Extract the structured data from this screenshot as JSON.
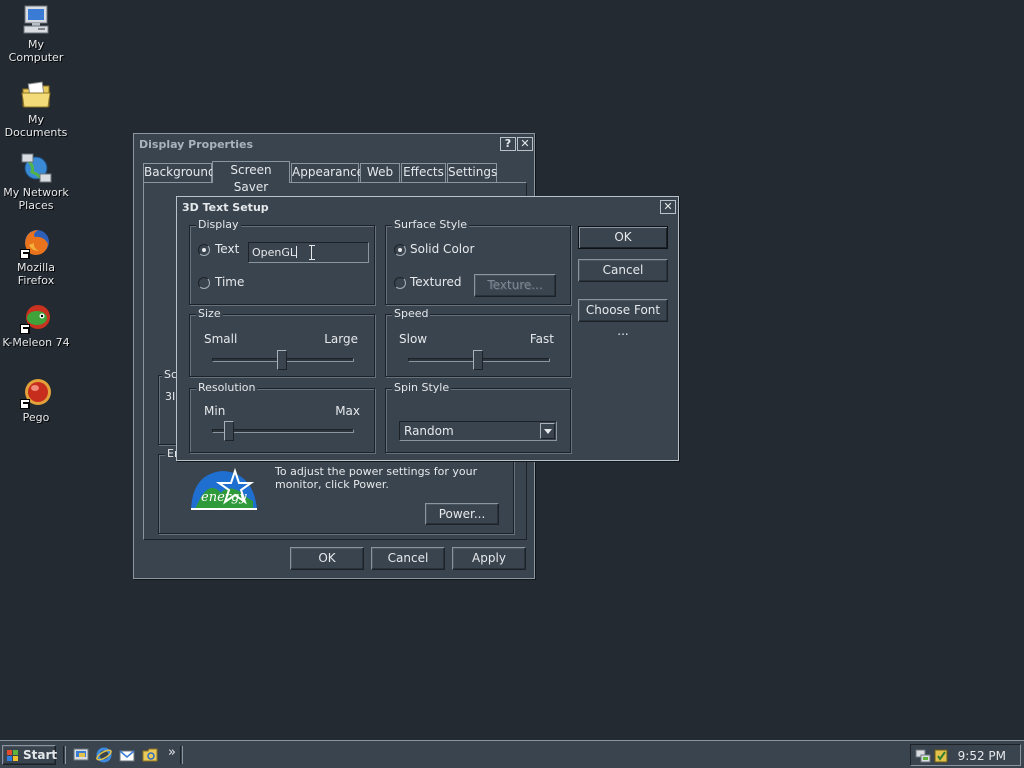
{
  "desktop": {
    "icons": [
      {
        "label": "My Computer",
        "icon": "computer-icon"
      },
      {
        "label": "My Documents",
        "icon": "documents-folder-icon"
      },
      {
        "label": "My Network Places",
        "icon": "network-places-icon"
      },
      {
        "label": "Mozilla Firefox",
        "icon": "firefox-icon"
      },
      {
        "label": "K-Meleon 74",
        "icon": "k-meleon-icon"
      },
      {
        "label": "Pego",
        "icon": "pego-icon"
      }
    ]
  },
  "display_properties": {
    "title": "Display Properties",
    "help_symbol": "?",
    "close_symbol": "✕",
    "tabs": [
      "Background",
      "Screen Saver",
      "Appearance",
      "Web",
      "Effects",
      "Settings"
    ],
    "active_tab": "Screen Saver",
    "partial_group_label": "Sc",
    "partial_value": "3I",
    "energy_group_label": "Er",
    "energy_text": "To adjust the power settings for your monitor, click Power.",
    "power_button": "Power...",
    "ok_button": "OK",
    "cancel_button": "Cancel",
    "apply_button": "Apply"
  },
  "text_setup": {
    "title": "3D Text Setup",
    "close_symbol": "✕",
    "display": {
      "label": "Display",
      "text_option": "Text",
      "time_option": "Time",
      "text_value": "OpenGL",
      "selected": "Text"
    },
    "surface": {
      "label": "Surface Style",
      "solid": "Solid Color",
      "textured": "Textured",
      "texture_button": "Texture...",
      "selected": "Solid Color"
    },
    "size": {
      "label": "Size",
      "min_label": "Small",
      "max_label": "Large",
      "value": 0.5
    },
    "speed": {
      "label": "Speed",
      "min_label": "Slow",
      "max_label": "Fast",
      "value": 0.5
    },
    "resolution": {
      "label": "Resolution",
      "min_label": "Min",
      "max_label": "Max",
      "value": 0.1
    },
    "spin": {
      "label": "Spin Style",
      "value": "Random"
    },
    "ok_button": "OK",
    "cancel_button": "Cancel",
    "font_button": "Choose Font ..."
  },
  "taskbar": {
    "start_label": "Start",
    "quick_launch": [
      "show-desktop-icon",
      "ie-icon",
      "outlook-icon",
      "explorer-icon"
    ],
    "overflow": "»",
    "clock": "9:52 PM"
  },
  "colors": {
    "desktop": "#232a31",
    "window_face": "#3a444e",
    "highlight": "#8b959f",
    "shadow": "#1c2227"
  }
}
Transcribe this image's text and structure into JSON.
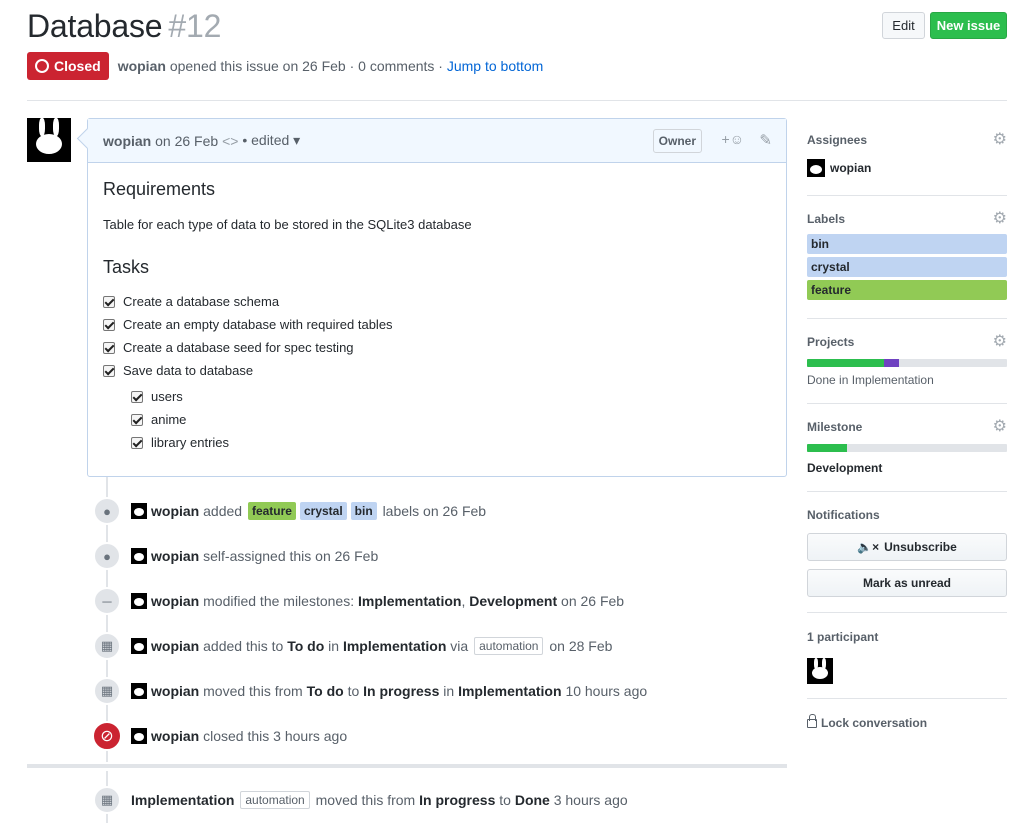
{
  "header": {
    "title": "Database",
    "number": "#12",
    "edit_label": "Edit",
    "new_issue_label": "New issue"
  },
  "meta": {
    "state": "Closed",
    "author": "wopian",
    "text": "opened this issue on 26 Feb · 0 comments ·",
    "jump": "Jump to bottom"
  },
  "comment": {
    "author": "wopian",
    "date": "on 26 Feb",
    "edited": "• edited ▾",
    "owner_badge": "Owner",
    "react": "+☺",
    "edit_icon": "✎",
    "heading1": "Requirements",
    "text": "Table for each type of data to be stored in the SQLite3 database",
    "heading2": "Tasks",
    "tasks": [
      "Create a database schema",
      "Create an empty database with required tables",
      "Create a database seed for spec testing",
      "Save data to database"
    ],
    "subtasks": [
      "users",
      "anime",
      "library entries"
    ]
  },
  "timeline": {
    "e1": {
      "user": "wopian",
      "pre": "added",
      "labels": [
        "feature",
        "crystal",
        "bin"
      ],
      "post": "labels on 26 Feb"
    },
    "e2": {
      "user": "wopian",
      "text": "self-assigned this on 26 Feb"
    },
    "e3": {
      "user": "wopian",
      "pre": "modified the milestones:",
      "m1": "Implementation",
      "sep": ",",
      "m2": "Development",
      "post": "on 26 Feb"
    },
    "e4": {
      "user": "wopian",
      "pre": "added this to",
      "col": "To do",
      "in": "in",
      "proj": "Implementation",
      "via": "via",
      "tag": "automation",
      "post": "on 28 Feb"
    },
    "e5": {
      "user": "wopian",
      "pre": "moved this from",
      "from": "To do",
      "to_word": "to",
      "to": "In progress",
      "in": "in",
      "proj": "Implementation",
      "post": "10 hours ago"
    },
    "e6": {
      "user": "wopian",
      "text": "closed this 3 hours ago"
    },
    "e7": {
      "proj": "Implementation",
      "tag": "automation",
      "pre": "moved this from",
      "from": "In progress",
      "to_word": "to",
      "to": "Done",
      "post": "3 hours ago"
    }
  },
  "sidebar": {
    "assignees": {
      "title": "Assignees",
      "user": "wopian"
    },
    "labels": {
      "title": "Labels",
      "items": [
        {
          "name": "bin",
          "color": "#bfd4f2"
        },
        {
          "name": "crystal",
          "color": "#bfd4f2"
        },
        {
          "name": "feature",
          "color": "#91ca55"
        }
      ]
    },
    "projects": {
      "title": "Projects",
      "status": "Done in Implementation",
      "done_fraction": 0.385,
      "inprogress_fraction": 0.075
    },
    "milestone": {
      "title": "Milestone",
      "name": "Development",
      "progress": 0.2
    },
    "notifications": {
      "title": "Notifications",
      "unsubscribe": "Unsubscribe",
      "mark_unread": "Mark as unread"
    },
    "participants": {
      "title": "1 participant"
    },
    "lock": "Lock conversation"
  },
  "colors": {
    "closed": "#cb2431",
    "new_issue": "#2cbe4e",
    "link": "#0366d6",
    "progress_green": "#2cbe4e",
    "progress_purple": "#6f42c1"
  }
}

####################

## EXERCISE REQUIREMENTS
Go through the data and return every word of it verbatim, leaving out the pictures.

## TASK RESULT
Extract the structured data from this screenshot as JSON.
{
  "desktop": {
    "icons": [
      {
        "label": "My Computer",
        "icon": "computer-icon"
      },
      {
        "label": "My Documents",
        "icon": "documents-folder-icon"
      },
      {
        "label": "My Network Places",
        "icon": "network-places-icon"
      },
      {
        "label": "Mozilla Firefox",
        "icon": "firefox-icon"
      },
      {
        "label": "K-Meleon 74",
        "icon": "k-meleon-icon"
      },
      {
        "label": "Pego",
        "icon": "pego-icon"
      }
    ]
  },
  "display_properties": {
    "title": "Display Properties",
    "help_symbol": "?",
    "close_symbol": "✕",
    "tabs": [
      "Background",
      "Screen Saver",
      "Appearance",
      "Web",
      "Effects",
      "Settings"
    ],
    "active_tab": "Screen Saver",
    "partial_group_label": "Sc",
    "partial_value": "3I",
    "energy_group_label": "Er",
    "energy_text": "To adjust the power settings for your monitor, click Power.",
    "power_button": "Power...",
    "ok_button": "OK",
    "cancel_button": "Cancel",
    "apply_button": "Apply"
  },
  "text_setup": {
    "title": "3D Text Setup",
    "close_symbol": "✕",
    "display": {
      "label": "Display",
      "text_option": "Text",
      "time_option": "Time",
      "text_value": "OpenGL",
      "selected": "Text"
    },
    "surface": {
      "label": "Surface Style",
      "solid": "Solid Color",
      "textured": "Textured",
      "texture_button": "Texture...",
      "selected": "Solid Color"
    },
    "size": {
      "label": "Size",
      "min_label": "Small",
      "max_label": "Large",
      "value": 0.5
    },
    "speed": {
      "label": "Speed",
      "min_label": "Slow",
      "max_label": "Fast",
      "value": 0.5
    },
    "resolution": {
      "label": "Resolution",
      "min_label": "Min",
      "max_label": "Max",
      "value": 0.1
    },
    "spin": {
      "label": "Spin Style",
      "value": "Random"
    },
    "ok_button": "OK",
    "cancel_button": "Cancel",
    "font_button": "Choose Font ..."
  },
  "taskbar": {
    "start_label": "Start",
    "quick_launch": [
      "show-desktop-icon",
      "ie-icon",
      "outlook-icon",
      "explorer-icon"
    ],
    "overflow": "»",
    "clock": "9:52 PM"
  },
  "colors": {
    "desktop": "#232a31",
    "window_face": "#3a444e",
    "highlight": "#8b959f",
    "shadow": "#1c2227"
  }
}
Transcribe this image's text and structure into JSON.
{
  "header": {
    "title": "Database",
    "number": "#12",
    "edit_label": "Edit",
    "new_issue_label": "New issue"
  },
  "meta": {
    "state": "Closed",
    "author": "wopian",
    "text": "opened this issue on 26 Feb · 0 comments ·",
    "jump": "Jump to bottom"
  },
  "comment": {
    "author": "wopian",
    "date": "on 26 Feb",
    "edited": "• edited ▾",
    "owner_badge": "Owner",
    "react": "+☺",
    "edit_icon": "✎",
    "heading1": "Requirements",
    "text": "Table for each type of data to be stored in the SQLite3 database",
    "heading2": "Tasks",
    "tasks": [
      "Create a database schema",
      "Create an empty database with required tables",
      "Create a database seed for spec testing",
      "Save data to database"
    ],
    "subtasks": [
      "users",
      "anime",
      "library entries"
    ]
  },
  "timeline": {
    "e1": {
      "user": "wopian",
      "pre": "added",
      "labels": [
        "feature",
        "crystal",
        "bin"
      ],
      "post": "labels on 26 Feb"
    },
    "e2": {
      "user": "wopian",
      "text": "self-assigned this on 26 Feb"
    },
    "e3": {
      "user": "wopian",
      "pre": "modified the milestones:",
      "m1": "Implementation",
      "sep": ",",
      "m2": "Development",
      "post": "on 26 Feb"
    },
    "e4": {
      "user": "wopian",
      "pre": "added this to",
      "col": "To do",
      "in": "in",
      "proj": "Implementation",
      "via": "via",
      "tag": "automation",
      "post": "on 28 Feb"
    },
    "e5": {
      "user": "wopian",
      "pre": "moved this from",
      "from": "To do",
      "to_word": "to",
      "to": "In progress",
      "in": "in",
      "proj": "Implementation",
      "post": "10 hours ago"
    },
    "e6": {
      "user": "wopian",
      "text": "closed this 3 hours ago"
    },
    "e7": {
      "proj": "Implementation",
      "tag": "automation",
      "pre": "moved this from",
      "from": "In progress",
      "to_word": "to",
      "to": "Done",
      "post": "3 hours ago"
    }
  },
  "sidebar": {
    "assignees": {
      "title": "Assignees",
      "user": "wopian"
    },
    "labels": {
      "title": "Labels",
      "items": [
        {
          "name": "bin",
          "color": "#bfd4f2"
        },
        {
          "name": "crystal",
          "color": "#bfd4f2"
        },
        {
          "name": "feature",
          "color": "#91ca55"
        }
      ]
    },
    "projects": {
      "title": "Projects",
      "status": "Done in Implementation",
      "done_fraction": 0.385,
      "inprogress_fraction": 0.075
    },
    "milestone": {
      "title": "Milestone",
      "name": "Development",
      "progress": 0.2
    },
    "notifications": {
      "title": "Notifications",
      "unsubscribe": "Unsubscribe",
      "mark_unread": "Mark as unread"
    },
    "participants": {
      "title": "1 participant"
    },
    "lock": "Lock conversation"
  },
  "colors": {
    "closed": "#cb2431",
    "new_issue": "#2cbe4e",
    "link": "#0366d6",
    "progress_green": "#2cbe4e",
    "progress_purple": "#6f42c1"
  }
}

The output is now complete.